NFL draft: Giants take ex-Buckeye Hankins in 2nd round
Former Ohio State defensive tackle Johnathan Hankins says he’s excited by the New York Giants’ championship pedigree.
If Johnathan Hankins was deeply disappointed in not being a first-round selection on Thursday in the NFL draft, he didn’t show it, especially after he took a call from the New York Giants in middle of the second round last night.
“I’m very excited. My family is very excited,” said the former Ohio State defensive tackle, who spent the past two nights watching the draft at his family’s home in Detroit. “I’m just ready to go to work right now so we can win the Super Bowl. I’m real pumped.
“I’ve been working hard for this moment … and I felt like this was a good pick for me and I’m ready to work hard and keep going.”
Hankins has been the only Buckeye taken through three rounds of the draft, with the final four today. Defensive lineman John Simon — the Big Ten defensive player of the year — right tackle Reid Fragel, tight end Jake Stoneburner, linebacker Etienne Sabino and perhaps fullback/linebacker Zach Boren are expected to get calls today.
Hankins was the only of those draft-eligible Buckeyes who left school with a year of eligibility remaining. He announced his decision in December, and draft analysts projected him as a top-15 pick. Then came questions about his stamina and a fall-off in production, and he slid from sure first-round pick to the fringe.

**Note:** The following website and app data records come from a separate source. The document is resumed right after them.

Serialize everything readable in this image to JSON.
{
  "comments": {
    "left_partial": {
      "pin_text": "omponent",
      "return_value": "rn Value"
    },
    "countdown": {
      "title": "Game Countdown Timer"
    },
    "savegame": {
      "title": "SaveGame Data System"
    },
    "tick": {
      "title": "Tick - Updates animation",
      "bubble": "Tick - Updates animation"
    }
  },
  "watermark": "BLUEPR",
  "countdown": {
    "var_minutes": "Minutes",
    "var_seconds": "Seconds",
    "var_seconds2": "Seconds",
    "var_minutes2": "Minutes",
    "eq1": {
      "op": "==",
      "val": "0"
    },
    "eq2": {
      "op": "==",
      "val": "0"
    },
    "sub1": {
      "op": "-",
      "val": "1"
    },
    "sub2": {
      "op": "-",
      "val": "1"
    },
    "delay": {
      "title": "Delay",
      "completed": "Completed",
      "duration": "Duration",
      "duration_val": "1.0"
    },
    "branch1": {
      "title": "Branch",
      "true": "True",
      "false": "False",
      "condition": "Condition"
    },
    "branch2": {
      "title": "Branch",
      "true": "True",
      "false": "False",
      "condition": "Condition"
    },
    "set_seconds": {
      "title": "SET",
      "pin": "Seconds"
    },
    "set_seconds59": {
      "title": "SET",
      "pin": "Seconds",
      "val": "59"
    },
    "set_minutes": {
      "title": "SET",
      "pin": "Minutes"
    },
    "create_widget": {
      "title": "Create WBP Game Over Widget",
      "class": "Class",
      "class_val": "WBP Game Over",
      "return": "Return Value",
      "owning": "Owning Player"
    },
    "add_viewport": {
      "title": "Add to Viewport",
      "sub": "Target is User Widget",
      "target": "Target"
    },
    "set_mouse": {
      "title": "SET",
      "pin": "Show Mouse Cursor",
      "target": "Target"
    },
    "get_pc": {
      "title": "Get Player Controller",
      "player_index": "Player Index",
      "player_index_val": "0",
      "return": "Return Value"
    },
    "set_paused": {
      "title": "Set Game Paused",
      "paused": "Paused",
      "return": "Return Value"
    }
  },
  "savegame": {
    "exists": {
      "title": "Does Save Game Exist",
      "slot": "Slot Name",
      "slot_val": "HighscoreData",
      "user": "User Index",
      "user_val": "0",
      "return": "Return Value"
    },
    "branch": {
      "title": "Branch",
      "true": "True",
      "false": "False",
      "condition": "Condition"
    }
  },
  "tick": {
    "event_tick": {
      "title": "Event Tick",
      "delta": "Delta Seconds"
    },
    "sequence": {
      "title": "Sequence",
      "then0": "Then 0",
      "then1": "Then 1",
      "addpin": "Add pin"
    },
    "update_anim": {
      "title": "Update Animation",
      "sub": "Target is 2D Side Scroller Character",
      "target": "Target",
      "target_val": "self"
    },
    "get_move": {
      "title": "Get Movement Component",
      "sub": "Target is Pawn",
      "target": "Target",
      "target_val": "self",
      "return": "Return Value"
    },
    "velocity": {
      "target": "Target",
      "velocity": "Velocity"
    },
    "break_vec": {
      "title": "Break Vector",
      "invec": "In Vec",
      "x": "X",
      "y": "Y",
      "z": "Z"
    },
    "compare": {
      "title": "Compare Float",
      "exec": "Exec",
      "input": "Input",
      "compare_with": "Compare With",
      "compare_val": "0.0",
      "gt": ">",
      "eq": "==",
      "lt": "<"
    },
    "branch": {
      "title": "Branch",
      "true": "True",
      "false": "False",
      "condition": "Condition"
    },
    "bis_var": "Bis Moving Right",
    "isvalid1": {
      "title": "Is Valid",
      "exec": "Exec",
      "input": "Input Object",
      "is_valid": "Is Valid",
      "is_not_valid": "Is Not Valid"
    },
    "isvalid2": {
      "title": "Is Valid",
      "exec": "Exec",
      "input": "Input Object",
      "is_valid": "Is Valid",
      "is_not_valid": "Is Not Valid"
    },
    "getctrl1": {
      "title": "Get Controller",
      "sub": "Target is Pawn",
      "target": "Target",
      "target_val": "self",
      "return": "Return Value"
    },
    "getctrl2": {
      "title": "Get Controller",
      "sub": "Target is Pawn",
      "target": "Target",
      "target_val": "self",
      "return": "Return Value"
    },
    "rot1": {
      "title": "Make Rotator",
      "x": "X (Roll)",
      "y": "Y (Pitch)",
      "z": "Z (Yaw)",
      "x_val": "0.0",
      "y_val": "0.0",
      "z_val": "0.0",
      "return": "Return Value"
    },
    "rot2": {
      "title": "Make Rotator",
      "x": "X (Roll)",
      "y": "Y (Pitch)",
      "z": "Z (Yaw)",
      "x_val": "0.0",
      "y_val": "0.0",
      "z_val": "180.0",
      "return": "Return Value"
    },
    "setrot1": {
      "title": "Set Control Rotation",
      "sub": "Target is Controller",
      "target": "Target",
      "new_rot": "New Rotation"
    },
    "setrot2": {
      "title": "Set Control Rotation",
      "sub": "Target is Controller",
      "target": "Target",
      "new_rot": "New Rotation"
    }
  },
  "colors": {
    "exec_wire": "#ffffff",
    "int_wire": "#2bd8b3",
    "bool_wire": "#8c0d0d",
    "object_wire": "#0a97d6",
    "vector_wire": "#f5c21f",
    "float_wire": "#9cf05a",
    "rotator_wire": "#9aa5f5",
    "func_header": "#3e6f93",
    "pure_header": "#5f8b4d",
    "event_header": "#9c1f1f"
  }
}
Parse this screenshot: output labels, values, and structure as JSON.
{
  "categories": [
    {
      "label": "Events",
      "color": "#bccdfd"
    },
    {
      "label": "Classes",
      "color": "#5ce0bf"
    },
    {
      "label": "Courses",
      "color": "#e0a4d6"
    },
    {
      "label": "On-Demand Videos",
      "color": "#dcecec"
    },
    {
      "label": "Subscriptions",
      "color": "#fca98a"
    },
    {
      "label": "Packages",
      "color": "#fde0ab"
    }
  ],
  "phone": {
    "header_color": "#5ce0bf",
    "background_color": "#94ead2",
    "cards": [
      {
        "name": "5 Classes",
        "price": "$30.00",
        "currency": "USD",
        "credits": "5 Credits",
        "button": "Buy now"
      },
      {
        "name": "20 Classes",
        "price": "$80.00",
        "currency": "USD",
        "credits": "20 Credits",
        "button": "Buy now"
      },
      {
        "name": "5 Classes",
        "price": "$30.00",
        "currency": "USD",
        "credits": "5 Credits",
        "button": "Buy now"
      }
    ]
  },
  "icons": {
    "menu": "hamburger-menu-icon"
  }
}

“We had him identified as a first-round guy,” said Marc Ross, the Giants’ director of college scouting after New York used the 17th pick in the second round and 49th overall on Hankins. “Some people might have been scared off by his lack of sack production (one in 2012) … and some I’ve heard, ‘his stamina.’ “OK, the guy is 320 pounds and he plays every snap. So if he wears down at the end of a 60-play game, I could understand that. You have to look at his body of work, dig deep into who he is. He’s a great kid. He loves football. He’s going to work his butt off. So those concerns that others might have, we didn’t have.”
What that slide to the middle of the second round cost Hankins won’t be known for a while. Last year, according to various reports, players taken in the lower part of the first round received four-year contracts in the area of $6 million to $7 million, with a signing bonus of $2.5 million to $3 million. Players taken in the middle of the second round got four-year contracts worth $3.7 million with just over a $1 million signing bonus.
Hankins didn’t care to cry over spilled milk last night, though. He looked forward to joining the Giants, who won recent Super Bowls after the 2007 and 2011 seasons, but who also are rebuilding on defense.
“Just to get that call from the New York Giants and just be able to play for them and the history they have of winning championships — I’m ready to come along and help as much as I can,” Hankins said.
Ross was straightforward about the team’s initial role for Hankins as a run-stop tackle on a defense that was run on regularly last season.
“To us, his skill set was easy to identify,” Ross said. “You watch him play … and he just shuts people down when they try to run the ball. Whether it’s taking on one block, two blocks, he just bangs inside, he holds the point. And you need those guys to win. It helps everybody on your defense. It helps your linebackers get free.
“We really like that about him. … This guy is kind of a rarity nowadays, somebody who does that dirty work inside, and he likes it.”
Hankins still needs development, especially in the pass-rushing realm, but Ross said the Giants gladly took Hankins for what he is at the moment.
“You’d like a defensive tackle who is big, and athletic, and fast, and can do everything, but that’s just not the reality nowadays,” Ross said. “A guy is either one or the other. So this is a big, wide-body presence inside.”